So that we can ensure that all Members of the Churchill College community stay healthy and safe, things will look a little different when you next come to College. But you can find everything you need to know on our new Coronavirus Guidance page From the latest research from the University to what you should do if you have symptoms, and from the provision of College services to minimising the risk of transmission, you'll find all the answers to your questions here.
Professor Dame Nancy Rothwell, President and Vice-Chancellor of The University of Manchester
30 October 2019
Professor Dame Nancy Rothwell, FRS, is President and Vice-Chancellor of The University of Manchester. She joined the Victoria University of Manchester in 1987, became Professor of Physiology in 1994 and held an MRC Research Chair from 1998 to 2010. Concurrent with her Faculty posts she has also held University roles as Vice-President for Research (2004—2007) and as Deputy President & Deputy Vice-Chancellor (2007—2010). Her own research in the field of neuroscience, which is ongoing, has contributed towards major advances in the understanding and treatment of brain damage in stroke and head injury.
She was elected Fellow of the Royal Society in June 2004 and made Dame Commander of the Order of the British Empire in June 2005, in recognition of her services to science.
Professor Rothwell became President and Vice-Chancellor in July 2010, the first woman to lead The University of Manchester or either of its two predecessor institutions. She was the founding President of the Royal Society of Biology, and has also served as a non-executive director of AstraZeneca. She is currently co-Chair of the Prime Minister’s Council for Science and Technology, a Deputy Lieutenant for Greater Manchester, Chair of the Oxford Road Corridor Board, and a member of the Greater Manchester Local Enterprise Partnership (LEP) Board, the Northern Powerhouse Partnership Board, the UK Dementia Research Institute Board and the Industrial Strategy Council.
Professor Rothwell takes a strong and active interest in public communication of science and regularly gives talks to schools and the public and contributes to television, radio and press, particularly on sensitive issues in science.

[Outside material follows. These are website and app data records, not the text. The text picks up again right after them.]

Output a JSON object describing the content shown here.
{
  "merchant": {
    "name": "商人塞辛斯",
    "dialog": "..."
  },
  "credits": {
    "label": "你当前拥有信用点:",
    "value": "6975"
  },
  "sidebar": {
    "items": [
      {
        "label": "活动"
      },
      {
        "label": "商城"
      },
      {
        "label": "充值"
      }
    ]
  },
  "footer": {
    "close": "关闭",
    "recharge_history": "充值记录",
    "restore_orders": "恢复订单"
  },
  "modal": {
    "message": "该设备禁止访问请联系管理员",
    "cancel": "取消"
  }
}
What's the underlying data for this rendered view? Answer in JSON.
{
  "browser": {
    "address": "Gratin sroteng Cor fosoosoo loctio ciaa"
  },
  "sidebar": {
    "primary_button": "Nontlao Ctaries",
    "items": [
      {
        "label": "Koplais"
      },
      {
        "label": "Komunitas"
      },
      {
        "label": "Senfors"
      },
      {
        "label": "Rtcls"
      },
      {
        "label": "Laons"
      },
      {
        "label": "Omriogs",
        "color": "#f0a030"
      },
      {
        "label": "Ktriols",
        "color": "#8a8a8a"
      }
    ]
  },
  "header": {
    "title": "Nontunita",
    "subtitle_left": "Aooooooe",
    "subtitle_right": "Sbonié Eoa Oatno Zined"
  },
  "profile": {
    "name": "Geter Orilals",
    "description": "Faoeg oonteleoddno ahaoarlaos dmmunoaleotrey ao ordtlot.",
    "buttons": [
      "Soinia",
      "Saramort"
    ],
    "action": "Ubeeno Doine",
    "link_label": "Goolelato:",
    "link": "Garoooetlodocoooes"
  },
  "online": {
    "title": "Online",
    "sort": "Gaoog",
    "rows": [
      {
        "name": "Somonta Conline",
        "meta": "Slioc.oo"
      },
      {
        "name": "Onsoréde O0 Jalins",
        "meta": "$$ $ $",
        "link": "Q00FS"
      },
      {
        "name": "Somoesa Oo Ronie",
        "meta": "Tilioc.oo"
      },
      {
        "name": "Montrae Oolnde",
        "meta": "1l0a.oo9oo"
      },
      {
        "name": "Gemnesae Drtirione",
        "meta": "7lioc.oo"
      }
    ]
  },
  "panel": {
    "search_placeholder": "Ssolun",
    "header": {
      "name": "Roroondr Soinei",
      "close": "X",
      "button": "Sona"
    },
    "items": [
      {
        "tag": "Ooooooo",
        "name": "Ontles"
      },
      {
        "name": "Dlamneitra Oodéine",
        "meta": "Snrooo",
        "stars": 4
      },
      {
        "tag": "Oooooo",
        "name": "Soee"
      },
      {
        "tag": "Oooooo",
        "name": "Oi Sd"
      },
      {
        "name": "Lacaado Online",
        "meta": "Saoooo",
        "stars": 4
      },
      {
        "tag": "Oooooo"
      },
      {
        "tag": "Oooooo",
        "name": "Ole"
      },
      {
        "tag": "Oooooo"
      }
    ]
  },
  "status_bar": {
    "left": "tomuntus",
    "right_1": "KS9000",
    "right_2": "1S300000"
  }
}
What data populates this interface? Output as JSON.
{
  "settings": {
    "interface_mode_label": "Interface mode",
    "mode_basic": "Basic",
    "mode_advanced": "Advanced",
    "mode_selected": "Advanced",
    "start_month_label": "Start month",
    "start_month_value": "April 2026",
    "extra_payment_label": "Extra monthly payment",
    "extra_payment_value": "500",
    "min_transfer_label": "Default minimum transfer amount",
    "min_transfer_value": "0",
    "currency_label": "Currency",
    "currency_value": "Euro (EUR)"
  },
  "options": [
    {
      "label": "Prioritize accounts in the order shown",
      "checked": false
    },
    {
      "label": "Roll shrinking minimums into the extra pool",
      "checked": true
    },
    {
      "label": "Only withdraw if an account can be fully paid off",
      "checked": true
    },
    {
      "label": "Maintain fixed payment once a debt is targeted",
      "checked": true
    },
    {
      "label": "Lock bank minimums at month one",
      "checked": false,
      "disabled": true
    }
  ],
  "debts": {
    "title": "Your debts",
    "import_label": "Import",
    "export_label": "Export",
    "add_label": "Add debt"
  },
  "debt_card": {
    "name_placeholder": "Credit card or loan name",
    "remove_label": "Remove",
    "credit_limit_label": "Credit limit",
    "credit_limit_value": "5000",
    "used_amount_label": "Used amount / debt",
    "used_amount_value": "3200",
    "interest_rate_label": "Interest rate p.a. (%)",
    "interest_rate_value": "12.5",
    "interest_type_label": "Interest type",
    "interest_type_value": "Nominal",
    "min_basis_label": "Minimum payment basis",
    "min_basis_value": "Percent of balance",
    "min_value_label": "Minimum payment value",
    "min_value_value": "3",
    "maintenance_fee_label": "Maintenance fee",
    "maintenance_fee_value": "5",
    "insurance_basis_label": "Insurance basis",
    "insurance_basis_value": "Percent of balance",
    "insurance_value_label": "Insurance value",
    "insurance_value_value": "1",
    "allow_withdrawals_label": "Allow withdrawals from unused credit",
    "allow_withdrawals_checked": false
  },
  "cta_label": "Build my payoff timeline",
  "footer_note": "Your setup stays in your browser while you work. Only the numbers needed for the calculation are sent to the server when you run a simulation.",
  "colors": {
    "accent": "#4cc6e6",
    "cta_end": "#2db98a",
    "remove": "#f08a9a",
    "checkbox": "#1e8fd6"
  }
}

In 1998 she delivered the Royal institution Christmas Lectures, televised by the BBC.